:: Dataset entries ::

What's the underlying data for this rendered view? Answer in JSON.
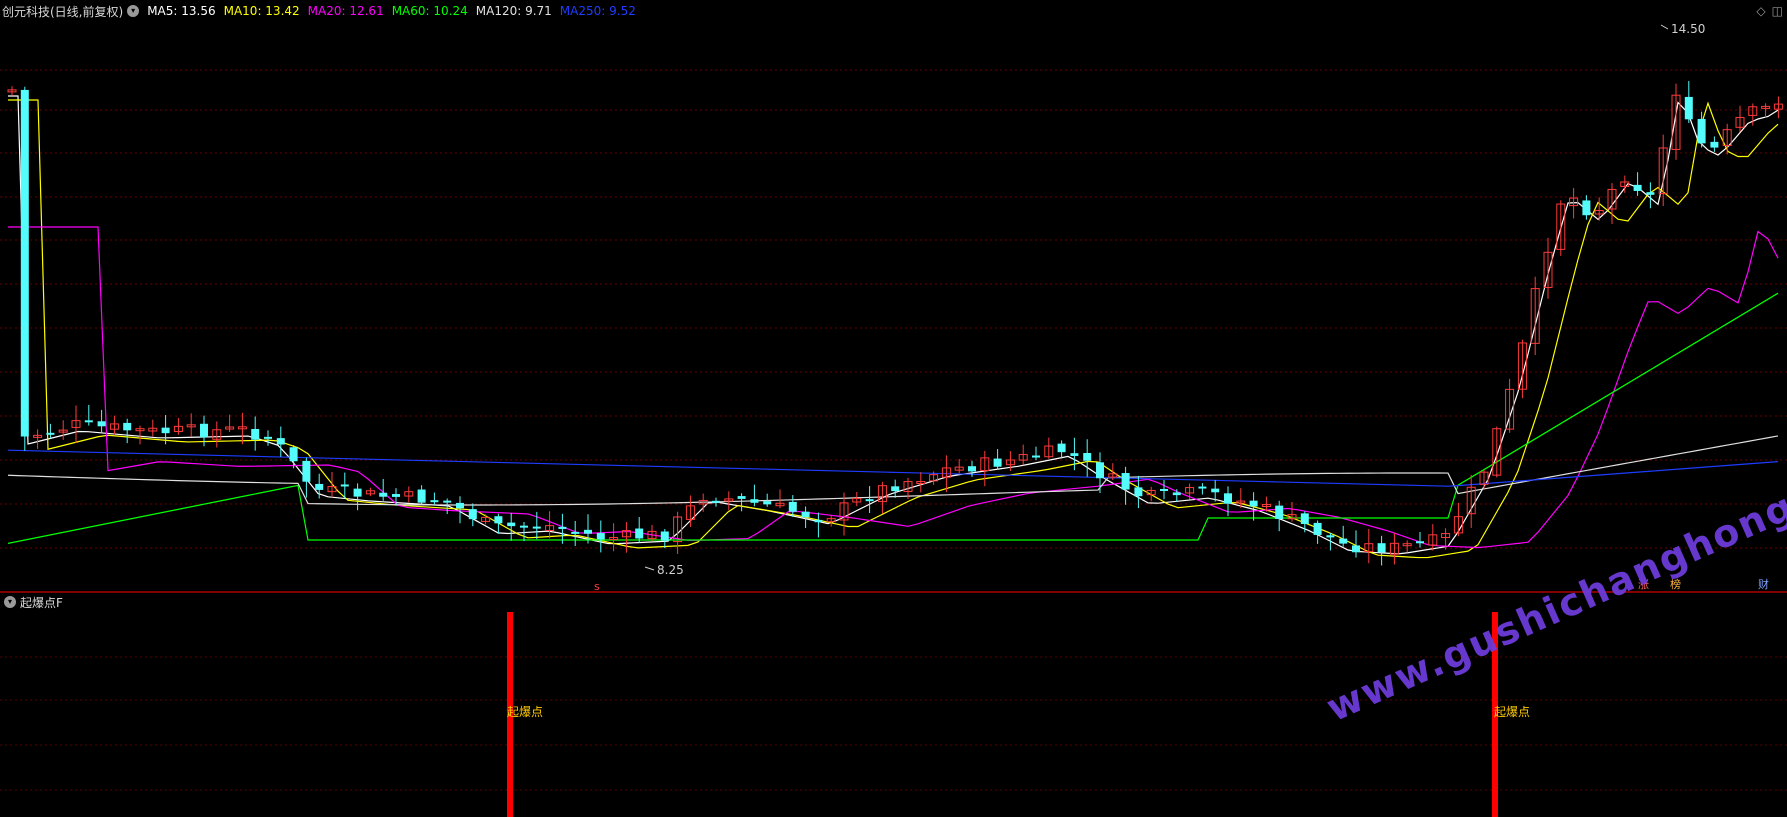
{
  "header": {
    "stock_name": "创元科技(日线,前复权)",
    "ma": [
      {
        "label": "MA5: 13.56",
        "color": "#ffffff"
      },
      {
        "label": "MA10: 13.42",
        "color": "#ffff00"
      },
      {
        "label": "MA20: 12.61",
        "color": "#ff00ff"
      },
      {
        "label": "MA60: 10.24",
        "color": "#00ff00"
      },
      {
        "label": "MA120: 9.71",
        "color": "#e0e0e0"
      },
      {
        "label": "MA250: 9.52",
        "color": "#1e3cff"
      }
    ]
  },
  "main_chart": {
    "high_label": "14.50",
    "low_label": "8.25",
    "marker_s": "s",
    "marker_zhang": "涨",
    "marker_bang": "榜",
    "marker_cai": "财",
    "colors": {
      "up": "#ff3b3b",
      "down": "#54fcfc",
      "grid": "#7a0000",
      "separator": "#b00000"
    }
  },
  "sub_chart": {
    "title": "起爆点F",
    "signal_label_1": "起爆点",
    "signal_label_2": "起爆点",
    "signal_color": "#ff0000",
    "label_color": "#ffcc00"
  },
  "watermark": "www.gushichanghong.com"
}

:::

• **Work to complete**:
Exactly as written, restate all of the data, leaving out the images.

• **Solution**:
What's the underlying data for this rendered view? Answer in JSON.
{
  "header": {
    "stock_name": "创元科技(日线,前复权)",
    "ma": [
      {
        "label": "MA5: 13.56",
        "color": "#ffffff"
      },
      {
        "label": "MA10: 13.42",
        "color": "#ffff00"
      },
      {
        "label": "MA20: 12.61",
        "color": "#ff00ff"
      },
      {
        "label": "MA60: 10.24",
        "color": "#00ff00"
      },
      {
        "label": "MA120: 9.71",
        "color": "#e0e0e0"
      },
      {
        "label": "MA250: 9.52",
        "color": "#1e3cff"
      }
    ]
  },
  "main_chart": {
    "high_label": "14.50",
    "low_label": "8.25",
    "marker_s": "s",
    "marker_zhang": "涨",
    "marker_bang": "榜",
    "marker_cai": "财",
    "colors": {
      "up": "#ff3b3b",
      "down": "#54fcfc",
      "grid": "#7a0000",
      "separator": "#b00000"
    }
  },
  "sub_chart": {
    "title": "起爆点F",
    "signal_label_1": "起爆点",
    "signal_label_2": "起爆点",
    "signal_color": "#ff0000",
    "label_color": "#ffcc00"
  },
  "watermark": "www.gushichanghong.com"
}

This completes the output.